## Given data
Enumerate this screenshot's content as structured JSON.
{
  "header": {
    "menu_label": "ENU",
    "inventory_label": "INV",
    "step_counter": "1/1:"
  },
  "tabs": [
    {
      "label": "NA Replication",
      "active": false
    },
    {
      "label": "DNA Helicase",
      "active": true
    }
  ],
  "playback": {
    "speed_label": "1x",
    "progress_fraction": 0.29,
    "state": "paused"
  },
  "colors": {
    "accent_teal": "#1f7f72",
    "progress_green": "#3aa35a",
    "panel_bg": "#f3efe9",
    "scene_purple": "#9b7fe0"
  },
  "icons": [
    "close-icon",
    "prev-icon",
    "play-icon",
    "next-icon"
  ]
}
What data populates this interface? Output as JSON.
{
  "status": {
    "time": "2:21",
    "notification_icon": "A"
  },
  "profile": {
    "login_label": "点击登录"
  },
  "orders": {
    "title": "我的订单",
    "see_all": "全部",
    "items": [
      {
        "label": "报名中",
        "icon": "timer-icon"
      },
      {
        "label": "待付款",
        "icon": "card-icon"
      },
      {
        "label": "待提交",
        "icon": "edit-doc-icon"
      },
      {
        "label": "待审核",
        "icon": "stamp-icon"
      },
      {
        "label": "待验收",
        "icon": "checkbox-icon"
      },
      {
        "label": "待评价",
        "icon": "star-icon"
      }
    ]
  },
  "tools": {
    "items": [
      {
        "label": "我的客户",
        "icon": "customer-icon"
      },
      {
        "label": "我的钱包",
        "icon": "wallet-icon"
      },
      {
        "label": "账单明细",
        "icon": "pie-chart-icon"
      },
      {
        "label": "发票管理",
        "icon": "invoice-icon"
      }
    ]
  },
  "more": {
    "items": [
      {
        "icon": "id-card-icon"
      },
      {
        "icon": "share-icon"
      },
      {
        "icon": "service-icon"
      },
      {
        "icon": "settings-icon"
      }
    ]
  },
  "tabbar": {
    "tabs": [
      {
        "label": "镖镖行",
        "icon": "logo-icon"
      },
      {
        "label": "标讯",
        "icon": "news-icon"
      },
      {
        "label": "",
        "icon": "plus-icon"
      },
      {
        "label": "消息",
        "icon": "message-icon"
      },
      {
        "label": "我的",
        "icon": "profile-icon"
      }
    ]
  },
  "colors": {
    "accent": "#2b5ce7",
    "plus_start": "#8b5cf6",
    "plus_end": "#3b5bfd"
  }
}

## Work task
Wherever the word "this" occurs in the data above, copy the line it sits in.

## Answer box
Enumerate this screenshot's content as structured JSON.
What data populates this interface? Output as JSON.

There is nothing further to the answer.